We ask, “Why is tonight different from all other nights?”
Mah nishtanah halailah hazeh mikol haleilot?
Passover is about uniting as one and overcoming a treacherous journey through unfamiliar land, while persevering with strength and faith. It celebrates The Exodus of the Jewish people escaping freedom from slavery and the 10 plagues which struck down their oppressors. The Jews were protected from these plagues and their homes were “Passed Over” by having faith and following the commandments of Moses.
This Passover is not cancelled. It is a time for us to reflect. Why is this Passover different from all other Passovers?
Passover during the coronavirus is meaningful today in a unique and important way because it stems from the moral of the Passover story to come together as a people, united as one, with strength and perseverance to fight this coronavirus plague so that it may “Passover” all of us. That is my wish for all of you.
May we stand strong, united as one and have faith that this will Passover soon.
This Jewish holiday is usually filled with a full house of family and friends with a lengthy Seder recalling the story of Moses and the Israelites. This year, while we might be alone physical sense of the word, I know by following the law, next year will be different. Next year, we will not be enslaved alone in our homes and able to celebrate Passover with family and friends physically and spiritually.
This year we must come together and remember what is important in our lives. We must celebrate the people who matter the most in our lives. We must take notice of the good and bad by what and whom we take for granted – big and small.
By coming together by staying apart we will survive this journey and come out stronger on the other side with so much more to celebrate in the years ahead.
Wishing all those who celebrate a happy and very healthy Passover.
This year, I think we could all add this supplement to the Hagaddah for our Seders.
From the AJC for Passover 2020.
A Seder Responsive Reading in the Age of Coronavirus
As we fill our four cups of wine, we pray for a time when our cups will yet again be overflowing.
As we wash our hands, we affirm our role in protecting ourselves and others.
As we dip in salt water, we cry the tears of a planet besieged.
As we break the matzah, we long to be made whole.
As we ask the four questions, we search for the answers that elude us.
As we remember the ten plagues, we contemplate our own.
As we imagine our own redemption from Egypt, we aspire to be free.
As we sing Dayenu, we beseech, may our efforts to combat this pandemic be enough.
As we eat the matzah, we contemplate our impoverished state.
As we consume the bitter herbs, we empathize with another’s pain.
As we enjoy the haroset, we remember the sweetness which awaits us.

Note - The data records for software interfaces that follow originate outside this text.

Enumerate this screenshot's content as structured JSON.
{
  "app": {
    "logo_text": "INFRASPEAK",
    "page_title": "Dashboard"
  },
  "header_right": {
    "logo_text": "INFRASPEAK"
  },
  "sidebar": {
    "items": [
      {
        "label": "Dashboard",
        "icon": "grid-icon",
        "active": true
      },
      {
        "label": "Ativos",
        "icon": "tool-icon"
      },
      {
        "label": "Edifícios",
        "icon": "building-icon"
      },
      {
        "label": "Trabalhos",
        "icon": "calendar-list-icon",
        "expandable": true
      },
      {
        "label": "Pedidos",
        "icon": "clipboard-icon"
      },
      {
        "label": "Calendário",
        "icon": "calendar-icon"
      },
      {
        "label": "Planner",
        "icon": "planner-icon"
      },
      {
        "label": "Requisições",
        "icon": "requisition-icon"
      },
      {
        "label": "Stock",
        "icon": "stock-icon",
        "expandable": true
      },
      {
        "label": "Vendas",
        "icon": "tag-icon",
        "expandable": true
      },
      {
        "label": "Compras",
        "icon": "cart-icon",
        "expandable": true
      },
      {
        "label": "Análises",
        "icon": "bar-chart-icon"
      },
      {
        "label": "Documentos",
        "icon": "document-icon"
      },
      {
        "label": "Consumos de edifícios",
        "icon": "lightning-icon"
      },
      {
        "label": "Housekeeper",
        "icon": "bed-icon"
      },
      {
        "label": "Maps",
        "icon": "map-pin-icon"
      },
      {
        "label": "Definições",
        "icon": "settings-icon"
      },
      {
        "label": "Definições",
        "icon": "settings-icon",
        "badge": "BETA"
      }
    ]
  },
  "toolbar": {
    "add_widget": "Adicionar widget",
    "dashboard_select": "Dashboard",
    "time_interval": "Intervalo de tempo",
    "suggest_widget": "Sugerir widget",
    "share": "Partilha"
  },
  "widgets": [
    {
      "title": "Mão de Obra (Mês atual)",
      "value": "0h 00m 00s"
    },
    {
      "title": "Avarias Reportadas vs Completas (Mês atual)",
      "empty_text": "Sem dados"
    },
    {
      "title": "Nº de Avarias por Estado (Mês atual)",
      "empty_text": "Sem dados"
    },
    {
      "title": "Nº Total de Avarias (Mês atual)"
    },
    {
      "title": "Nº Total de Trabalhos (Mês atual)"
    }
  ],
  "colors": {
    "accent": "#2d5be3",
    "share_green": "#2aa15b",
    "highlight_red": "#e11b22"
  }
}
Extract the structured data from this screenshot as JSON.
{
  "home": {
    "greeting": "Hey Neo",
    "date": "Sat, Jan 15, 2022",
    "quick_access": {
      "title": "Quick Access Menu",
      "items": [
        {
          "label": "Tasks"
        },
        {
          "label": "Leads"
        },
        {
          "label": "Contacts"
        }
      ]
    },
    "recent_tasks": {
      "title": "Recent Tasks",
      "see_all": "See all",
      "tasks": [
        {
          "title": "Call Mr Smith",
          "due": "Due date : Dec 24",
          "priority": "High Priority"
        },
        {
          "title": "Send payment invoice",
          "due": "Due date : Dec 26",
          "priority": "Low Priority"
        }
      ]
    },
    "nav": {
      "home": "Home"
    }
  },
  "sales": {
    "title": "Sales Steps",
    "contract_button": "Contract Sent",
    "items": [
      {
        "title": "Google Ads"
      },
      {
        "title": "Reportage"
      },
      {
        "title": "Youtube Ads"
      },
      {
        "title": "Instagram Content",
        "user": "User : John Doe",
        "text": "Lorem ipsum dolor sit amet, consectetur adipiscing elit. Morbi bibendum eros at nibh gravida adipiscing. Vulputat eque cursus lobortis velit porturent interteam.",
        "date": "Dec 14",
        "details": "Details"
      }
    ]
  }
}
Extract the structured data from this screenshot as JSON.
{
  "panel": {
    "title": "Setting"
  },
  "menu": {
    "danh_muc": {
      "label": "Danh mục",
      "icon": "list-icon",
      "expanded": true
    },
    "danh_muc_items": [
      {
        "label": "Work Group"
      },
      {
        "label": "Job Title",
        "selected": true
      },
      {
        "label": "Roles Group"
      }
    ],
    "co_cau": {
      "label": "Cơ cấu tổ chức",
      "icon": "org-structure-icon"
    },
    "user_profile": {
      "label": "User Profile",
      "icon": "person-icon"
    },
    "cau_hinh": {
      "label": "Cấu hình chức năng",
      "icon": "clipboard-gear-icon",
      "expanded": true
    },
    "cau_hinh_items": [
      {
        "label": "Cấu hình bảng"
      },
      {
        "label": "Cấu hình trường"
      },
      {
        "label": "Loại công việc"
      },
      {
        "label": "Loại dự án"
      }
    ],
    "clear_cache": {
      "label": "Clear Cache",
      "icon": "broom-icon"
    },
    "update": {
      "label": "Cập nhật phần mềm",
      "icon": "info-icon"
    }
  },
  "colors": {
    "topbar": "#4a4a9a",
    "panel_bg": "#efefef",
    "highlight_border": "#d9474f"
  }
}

As we search for the afikomen, we pray to be connected to our missing pieces.
As we welcome Elijah, we pray for redemption.
As we sing songs of praise, we remain grateful for all of God’
Stay safe, stay well and be good to one another.
**Stay snarky my friends!**